Potted Rose Bushes


Roses are popular in many gardens for their scent, graceful shape, colorful blossoms and ability to secure an area with sharp thorns. When the urge to grow roses is strong but room for them is lacking, containers are the way to go. Any rose can be grown in a container as long as you meet its basic needs. Roses can also be grown indoors as houseplants, ideal if you are a city dweller or have a small yard.

Roses for Containers

Any type of rose is suitable for pot culture. There are miniature roses that produce small leaves and blossoms, making them especially good choices for smaller pots. Climbing roses require support, such as a trellis or fencing, to keep upright. When repotting roses, use a pot 2 or more inches wider in diameter than the original.

Potted Rose Care
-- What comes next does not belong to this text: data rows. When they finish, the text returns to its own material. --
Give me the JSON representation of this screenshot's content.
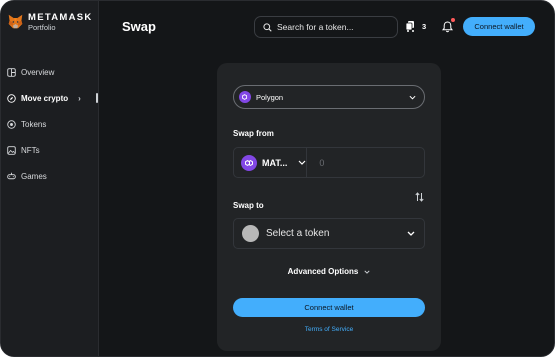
{
  "brand": {
    "name": "METAMASK",
    "subtitle": "Portfolio",
    "logo_icon": "metamask-fox-icon"
  },
  "sidebar": {
    "items": [
      {
        "label": "Overview",
        "icon": "overview-icon",
        "active": false
      },
      {
        "label": "Move crypto",
        "icon": "compass-icon",
        "active": true
      },
      {
        "label": "Tokens",
        "icon": "tokens-icon",
        "active": false
      },
      {
        "label": "NFTs",
        "icon": "nfts-icon",
        "active": false
      },
      {
        "label": "Games",
        "icon": "gamepad-icon",
        "active": false
      }
    ]
  },
  "header": {
    "title": "Swap",
    "search_placeholder": "Search for a token...",
    "cart_count": "3",
    "connect_label": "Connect wallet"
  },
  "swap": {
    "network": "Polygon",
    "from_label": "Swap from",
    "from_token": "MAT...",
    "from_amount_placeholder": "0",
    "to_label": "Swap to",
    "to_placeholder": "Select a token",
    "advanced_label": "Advanced Options",
    "connect_label": "Connect wallet",
    "terms_label": "Terms of Service"
  },
  "colors": {
    "accent": "#43aefc",
    "polygon": "#8247e5",
    "background": "#141618",
    "card": "#222426"
  }
}
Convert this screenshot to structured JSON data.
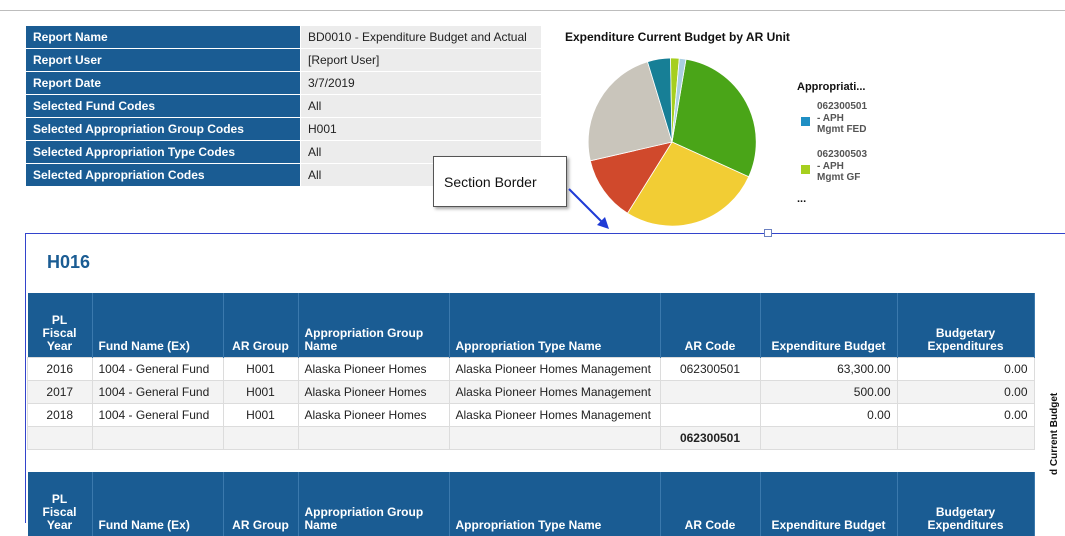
{
  "params": [
    {
      "label": "Report Name",
      "value": "BD0010 - Expenditure Budget and Actual"
    },
    {
      "label": "Report User",
      "value": "[Report User]"
    },
    {
      "label": "Report Date",
      "value": "3/7/2019"
    },
    {
      "label": "Selected Fund Codes",
      "value": "All"
    },
    {
      "label": "Selected Appropriation Group Codes",
      "value": "H001"
    },
    {
      "label": "Selected Appropriation Type Codes",
      "value": "All"
    },
    {
      "label": "Selected Appropriation Codes",
      "value": "All"
    }
  ],
  "pie": {
    "title": "Expenditure Current Budget by AR Unit",
    "legend_title": "Appropriati...",
    "legend_items": [
      {
        "code": "062300501",
        "name": "- APH Mgmt FED",
        "color": "#1f8fc4"
      },
      {
        "code": "062300503",
        "name": "- APH Mgmt GF",
        "color": "#a6cf1f"
      }
    ],
    "legend_more": "...",
    "slices_colors": [
      "#4aa518",
      "#f2cd34",
      "#d0492c",
      "#c9c5bb",
      "#177f96",
      "#a6cf1f",
      "#a9cfe0"
    ]
  },
  "callout": {
    "text": "Section Border"
  },
  "section": {
    "title": "H016"
  },
  "table": {
    "headers": [
      "PL Fiscal Year",
      "Fund Name (Ex)",
      "AR Group",
      "Appropriation Group Name",
      "Appropriation Type Name",
      "AR Code",
      "Expenditure Budget",
      "Budgetary Expenditures"
    ],
    "rows": [
      [
        "2016",
        "1004 - General Fund",
        "H001",
        "Alaska Pioneer Homes",
        "Alaska Pioneer Homes Management",
        "062300501",
        "63,300.00",
        "0.00"
      ],
      [
        "2017",
        "1004 - General Fund",
        "H001",
        "Alaska Pioneer Homes",
        "Alaska Pioneer Homes Management",
        "",
        "500.00",
        "0.00"
      ],
      [
        "2018",
        "1004 - General Fund",
        "H001",
        "Alaska Pioneer Homes",
        "Alaska Pioneer Homes Management",
        "",
        "0.00",
        "0.00"
      ]
    ],
    "subtotal_code": "062300501"
  },
  "side_text": "d Current Budget"
}
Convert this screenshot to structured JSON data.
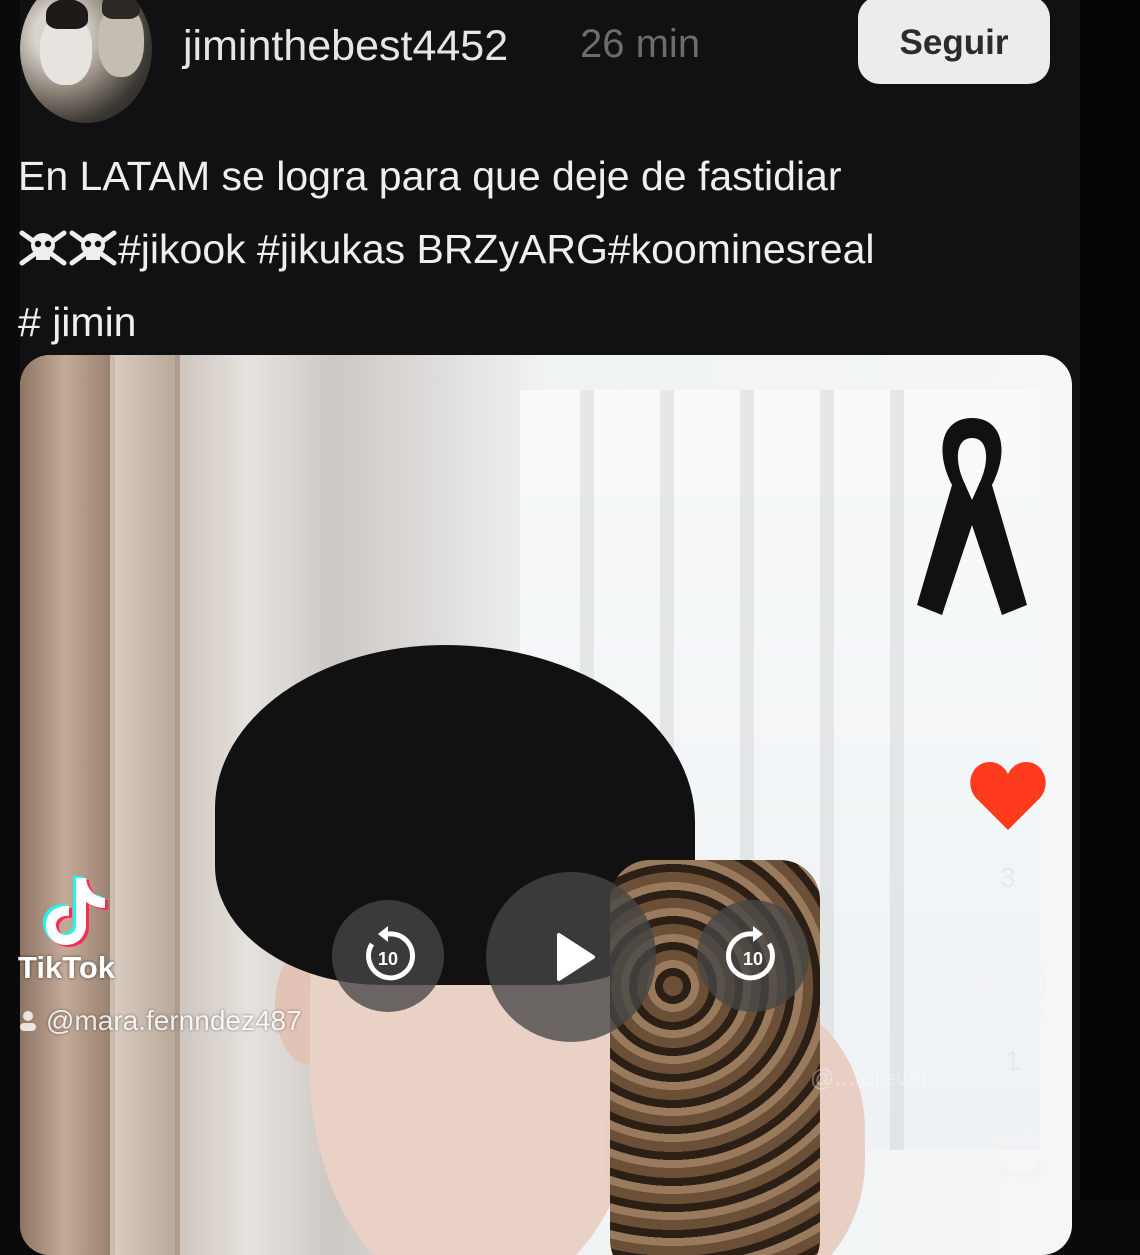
{
  "post": {
    "username": "jiminthebest4452",
    "time": "26 min",
    "follow_label": "Seguir",
    "caption_line1": "En LATAM se logra para que deje de fastidiar",
    "caption_line2_tags": "#jikook #jikukas BRZyARG#koominesreal",
    "caption_line3": "# jimin"
  },
  "video": {
    "tiktok_brand": "TikTok",
    "tiktok_handle": "@mara.fernndez487",
    "watermark": "@...forever",
    "like_count": "3",
    "comment_count": "1",
    "rewind_seconds": "10",
    "forward_seconds": "10"
  },
  "colors": {
    "heart": "#ff3b1f",
    "follow_bg": "#ececec",
    "background": "#0b0a0b"
  }
}
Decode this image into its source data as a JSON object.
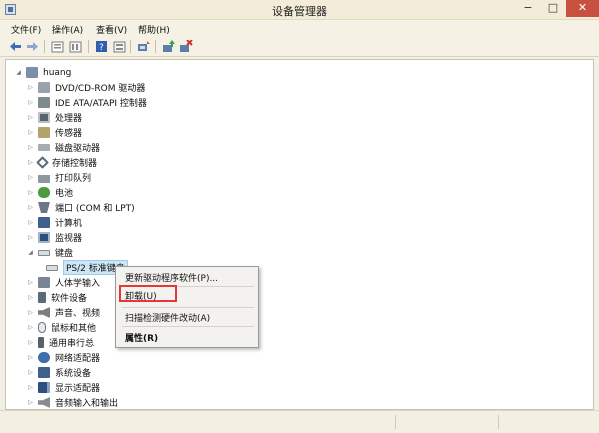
{
  "window": {
    "title": "设备管理器",
    "minimize": "−",
    "maximize": "□",
    "close": "✕"
  },
  "menubar": [
    "文件(F)",
    "操作(A)",
    "查看(V)",
    "帮助(H)"
  ],
  "toolbar_icons": [
    "back-icon",
    "forward-icon",
    "properties-icon",
    "list-icon",
    "help-icon",
    "view-icon",
    "scan-icon",
    "update-driver-icon",
    "uninstall-icon"
  ],
  "tree": {
    "root": "huang",
    "categories": [
      {
        "label": "DVD/CD-ROM 驱动器",
        "icon": "dvd-drive-icon",
        "expanded": false
      },
      {
        "label": "IDE ATA/ATAPI 控制器",
        "icon": "ide-controller-icon",
        "expanded": false
      },
      {
        "label": "处理器",
        "icon": "processor-icon",
        "expanded": false
      },
      {
        "label": "传感器",
        "icon": "sensor-icon",
        "expanded": false
      },
      {
        "label": "磁盘驱动器",
        "icon": "disk-drive-icon",
        "expanded": false
      },
      {
        "label": "存储控制器",
        "icon": "storage-controller-icon",
        "expanded": false
      },
      {
        "label": "打印队列",
        "icon": "printer-icon",
        "expanded": false
      },
      {
        "label": "电池",
        "icon": "battery-icon",
        "expanded": false
      },
      {
        "label": "端口 (COM 和 LPT)",
        "icon": "port-icon",
        "expanded": false
      },
      {
        "label": "计算机",
        "icon": "computer-icon",
        "expanded": false
      },
      {
        "label": "监视器",
        "icon": "monitor-icon",
        "expanded": false
      },
      {
        "label": "键盘",
        "icon": "keyboard-icon",
        "expanded": true
      },
      {
        "label": "人体学输入",
        "icon": "hid-icon",
        "expanded": false
      },
      {
        "label": "软件设备",
        "icon": "software-device-icon",
        "expanded": false
      },
      {
        "label": "声音、视频",
        "icon": "sound-icon",
        "expanded": false
      },
      {
        "label": "鼠标和其他",
        "icon": "mouse-icon",
        "expanded": false
      },
      {
        "label": "通用串行总",
        "icon": "usb-icon",
        "expanded": false
      },
      {
        "label": "网络适配器",
        "icon": "network-icon",
        "expanded": false
      },
      {
        "label": "系统设备",
        "icon": "system-device-icon",
        "expanded": false
      },
      {
        "label": "显示适配器",
        "icon": "display-adapter-icon",
        "expanded": false
      },
      {
        "label": "音频输入和输出",
        "icon": "audio-io-icon",
        "expanded": false
      }
    ],
    "keyboard_child": "PS/2 标准键盘"
  },
  "context_menu": {
    "update_driver": "更新驱动程序软件(P)...",
    "uninstall": "卸载(U)",
    "scan": "扫描检测硬件改动(A)",
    "properties": "属性(R)"
  },
  "colors": {
    "highlight_border": "#e23838",
    "selection_bg": "#cde6f7",
    "close_button": "#c7503f"
  }
}
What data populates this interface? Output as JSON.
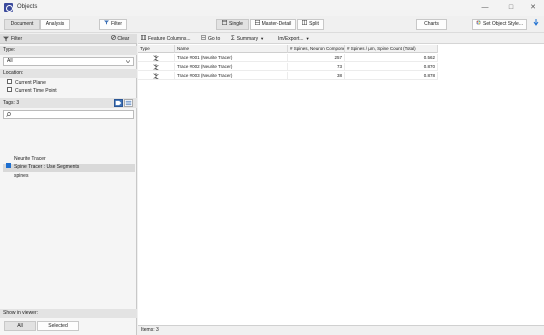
{
  "window": {
    "title": "Objects"
  },
  "toolbar": {
    "document": "Document",
    "analysis": "Analysis",
    "filter": "Filter",
    "single": "Single",
    "master_detail": "Master-Detail",
    "split": "Split",
    "charts": "Charts",
    "set_object_style": "Set Object Style..."
  },
  "left": {
    "filter_label": "Filter",
    "clear_label": "Clear",
    "type_label": "Type:",
    "type_value": "All",
    "location_label": "Location:",
    "current_plane": "Current Plane",
    "current_time_point": "Current Time Point",
    "tags_label": "Tags: 3",
    "tags": [
      {
        "label": "Neurite Tracer",
        "checked": false,
        "selected": false
      },
      {
        "label": "Spine Tracer : Use Segments",
        "checked": true,
        "selected": true
      },
      {
        "label": "spines",
        "checked": false,
        "selected": false
      }
    ],
    "show_in_viewer_label": "Show in viewer:",
    "all_label": "All",
    "selected_label": "Selected"
  },
  "table_toolbar": {
    "feature_columns": "Feature Columns...",
    "go_to": "Go to",
    "summary": "Summary",
    "im_export": "Im/Export..."
  },
  "table": {
    "columns": [
      "Type",
      "Name",
      "# Spines, Neuron Components",
      "# Spines / µm, Spine Count (Total)"
    ],
    "rows": [
      {
        "name": "Trace #001 (Neurite Tracer)",
        "spines": "257",
        "density": "0.562"
      },
      {
        "name": "Trace #002 (Neurite Tracer)",
        "spines": "73",
        "density": "0.870"
      },
      {
        "name": "Trace #003 (Neurite Tracer)",
        "spines": "38",
        "density": "0.878"
      }
    ]
  },
  "status": {
    "items": "Items: 3"
  }
}
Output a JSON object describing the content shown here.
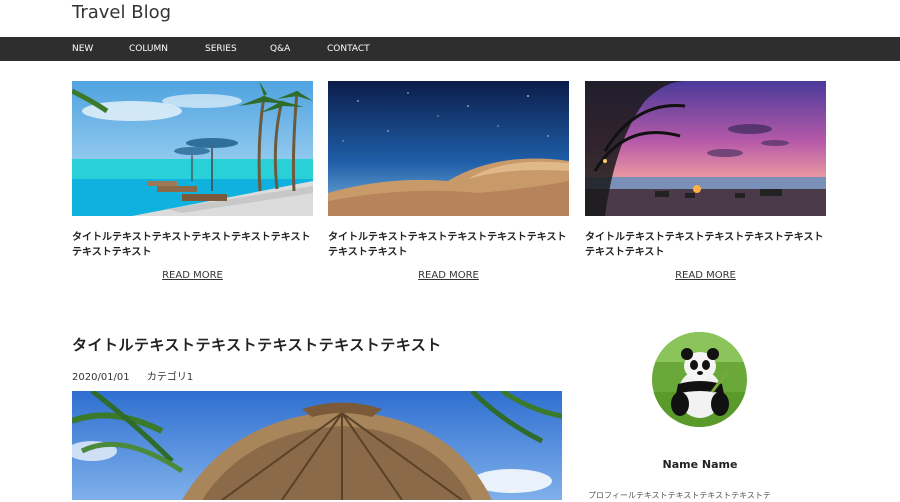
{
  "site": {
    "title": "Travel Blog"
  },
  "nav": {
    "items": [
      "NEW",
      "COLUMN",
      "SERIES",
      "Q&A",
      "CONTACT"
    ]
  },
  "cards": [
    {
      "title": "タイトルテキストテキストテキストテキストテキストテキストテキスト",
      "read_more": "READ MORE"
    },
    {
      "title": "タイトルテキストテキストテキストテキストテキストテキストテキスト",
      "read_more": "READ MORE"
    },
    {
      "title": "タイトルテキストテキストテキストテキストテキストテキストテキスト",
      "read_more": "READ MORE"
    }
  ],
  "post": {
    "title": "タイトルテキストテキストテキストテキストテキスト",
    "date": "2020/01/01",
    "category": "カテゴリ1"
  },
  "profile": {
    "name": "Name Name",
    "text": "プロフィールテキストテキストテキストテキストテ"
  },
  "colors": {
    "nav_bg": "#2e2e2e",
    "text": "#333333"
  }
}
Roses thrive in well-drained soils rich in organic matter. Roses in pots require plenty of consistent moisture, but don't let them sit in water or the roots will rot. Clay pots will dry out more quickly than plastic or stone. Check the soil's moisture level regularly to keep your roses from becoming dehydrated. Use slow-release rose food to keep plants growing and healthy. Regularly remove spent flowers to prolong bloom time and vigor. When the plant outgrows its container, trim the roots or move to a larger pot. Roses bloom best when they receive six or more hours of full sun a day.

Rose Pests

Aphids, Japanese beetles and white flies will attack potted roses. Aphids are found on the stems of the plant and where the leaves and buds join the plant. White flies can be found by tapping the plant and looking for a white cloud rising from the area. Japanese beetles are hard to miss, as they are quite large. Their iridescent green, bronze and black bodies will cover the rose's leaves and flowers. Use a pesticide made for roses to fight all these pests, though you also can remove the Japanese beetles by hand and destroy them.

Uses for Roses

Rose hips are high in vitamin C and often used as a homeopathic treatment for bladder infections, headaches and dizziness. Rose petals are often candied in sugar for use on cakes and other desserts. When frozen into ice cubes, rose petals make an attractive drink garnish. Keep a potted rose near your back door for easy access.

Potted Roses as Houseplants

When grown indoors, the most commonly used roses are miniatures. When grown organically with food-safe fertilizers, you can harvest blossoms and hips for tea right at home. Roses grown indoors bloom and grow best when placed in a window with full sun. Add humidity to the air by placing water-filled trays beneath the pots. Raise the pots with stones so that the roots are not directly touching the water.

Keywords: containerized roses, potted roses, growing roses in containers

About this Author

Izzy McPhee has been a freelance writer since 1999. She writes about gardening, pond care, aquariums, child care, family, living on a budget and do-it-yourself projects. Her paintings have appeared in the well known gallery The Country Store Gallery in Austin, Texas. Her work can be seen on Suite101.com and Demand Studios.